[Data records]
>>>

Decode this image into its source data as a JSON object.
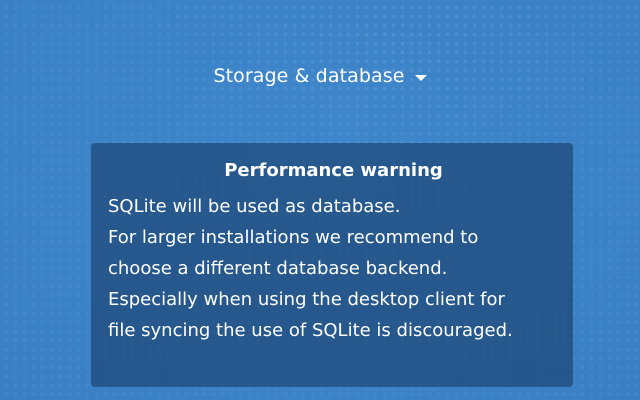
{
  "section": {
    "title": "Storage & database",
    "caret_icon": "caret-down-icon"
  },
  "warning": {
    "title": "Performance warning",
    "lines": [
      "SQLite will be used as database.",
      "For larger installations we recommend to",
      "choose a different database backend.",
      "Especially when using the desktop client for",
      "file syncing the use of SQLite is discouraged."
    ]
  },
  "colors": {
    "background": "#3d84c9",
    "warning_background": "#22507e",
    "text": "#ffffff"
  }
}
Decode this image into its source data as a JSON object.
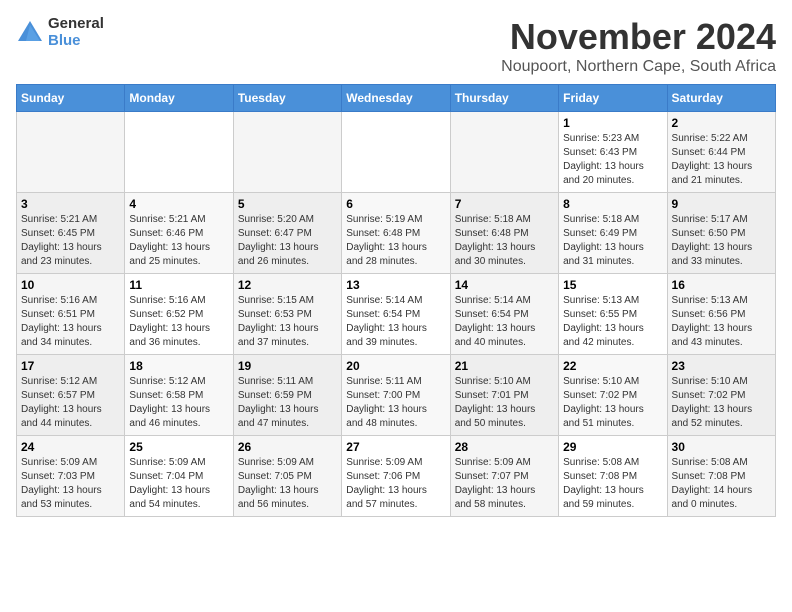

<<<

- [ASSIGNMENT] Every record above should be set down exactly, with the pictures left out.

- [PROBLEM SOLUTION]
Decode this image into its source data as a JSON object.
{
  "section": {
    "title": "Storage & database",
    "caret_icon": "caret-down-icon"
  },
  "warning": {
    "title": "Performance warning",
    "lines": [
      "SQLite will be used as database.",
      "For larger installations we recommend to",
      "choose a different database backend.",
      "Especially when using the desktop client for",
      "file syncing the use of SQLite is discouraged."
    ]
  },
  "colors": {
    "background": "#3d84c9",
    "warning_background": "#22507e",
    "text": "#ffffff"
  }
}
Decode this image into its source data as a JSON object.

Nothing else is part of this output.